Another passive method is with capacitors, using charge redistribution. This is related to how many modern analog-to-digital converters (ADCs) are being designed today. It works by storing a voltage on a capacitor, disconnecting from the source signal, then connecting to and redistributing charge with another parallel capacitor, which halves the initial voltage. This can be extended to average four voltages by having them share and redistribute total charge:

Again, a high impedance voltage follower is required to maintain accuracy.

Either of these concepts can be improved upon in many different ways, using op amps or otherwise. Since this appears to be a homework assignment, I'll leave this bit to you!

• xxx Petroleum company required a circuit for the boiler control system which needs the average temperature from four locations. The temperature sensors make the temperature information available as voltage V1, V2, V3, and V4. Develop an operational amplifier circuit to measure avarage temperature with following specification: 1) The output voltage range of each sensor is 0-5 V. 2) The output range of average temperature meassurement circuit is 0-5 v. 3) The span adjustment range is +/- 1 v and zero adjustment range is =/- 1 v. 4) Total system accuracywith +/-0.1% of FSO.
– Mokhtar
Dec 19, 2010 at 10:49

Try the Handbook of Operational Amplifier Applications pg 65.

• -1. Sorry, krapht, but this isn't helpful if Mokhtar doesn't have the book, and you can't presume he does. Dec 18, 2010 at 15:33
• @krapht can you provide a link, I found multiple copies of the book online for free, but the author and book varied. I guessed you meant google.com/… Dec 18, 2010 at 16:41
• Ah, with the link in your answer it's completely different. When I saw the title of the book I was rather thinking of Amazon than a freely downloadable document. And that wouldn't have been helpful. Point restored. Dec 18, 2010 at 17:40
• @stevenvh, I thought I had remembered it as a free-book i had seen before, so I decided I should step in. Dec 18, 2010 at 18:36
• Thanks Kortuk, Marcus Lindblom, stevenvh, and tyblu for your efforts. It looks the propsal of stevenvh is more likely what I required but how to limit the output of the sensors 0-5 V. I think you required the complete senario.
– Mokhtar
Dec 19, 2010 at 10:33
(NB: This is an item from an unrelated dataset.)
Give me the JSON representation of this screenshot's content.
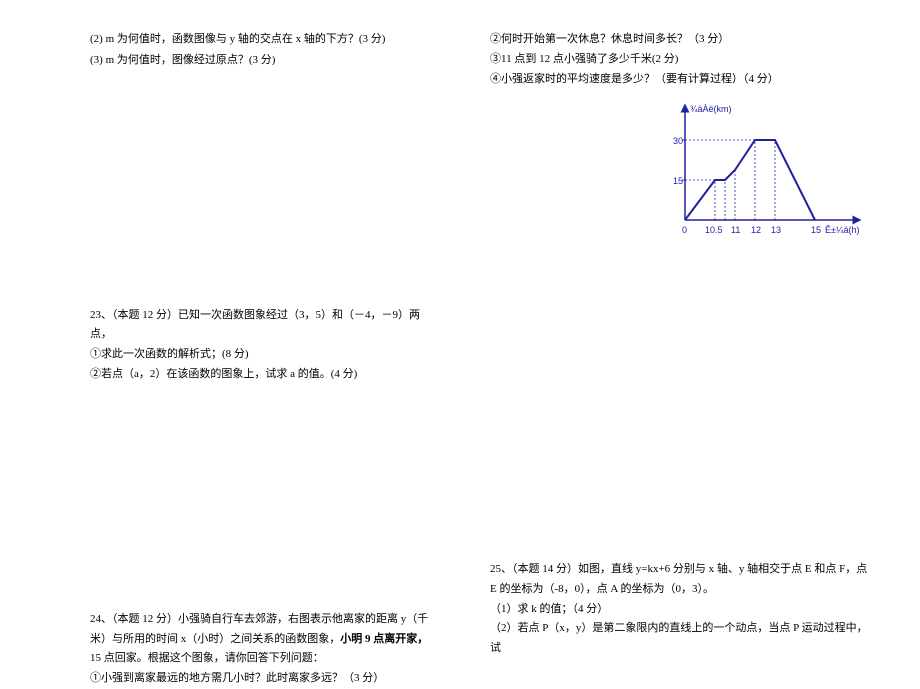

What stevenvh has show is the classic opamp summing circuit. One advantage of such a circuit is that each signal is feeding into a virtual ground, so there is no back driving of one signal to another. Another characteristic of this circuit is that it inverts. That may or may not make a difference. If the result is going into a microcontroller, then the polarity is irrelevant as the result can be easily flipped in firmware.

However, here is another circuit that should work in this case. The assumption is that the output of the sensors is uneffected when driving a impedance above some value. In this case I put 20 KOhm resistor in series with each sensor to satisfy that requirement. All you really need in that case to get the average is 20 KOhms in series with each sensor output then all tied together. Assuming the sensors have very low output impedance, the resulting impedance will be the parallel combination of all the resistors. Since you have 4 signals being averaged, the impedance will be 5 KOhms. If that's good enough, then no opamp is required.

If you need lower impedance, then a simple unity gain buffer will do. I have made an example schematic:

http://www.embedinc.com/temp/average.gif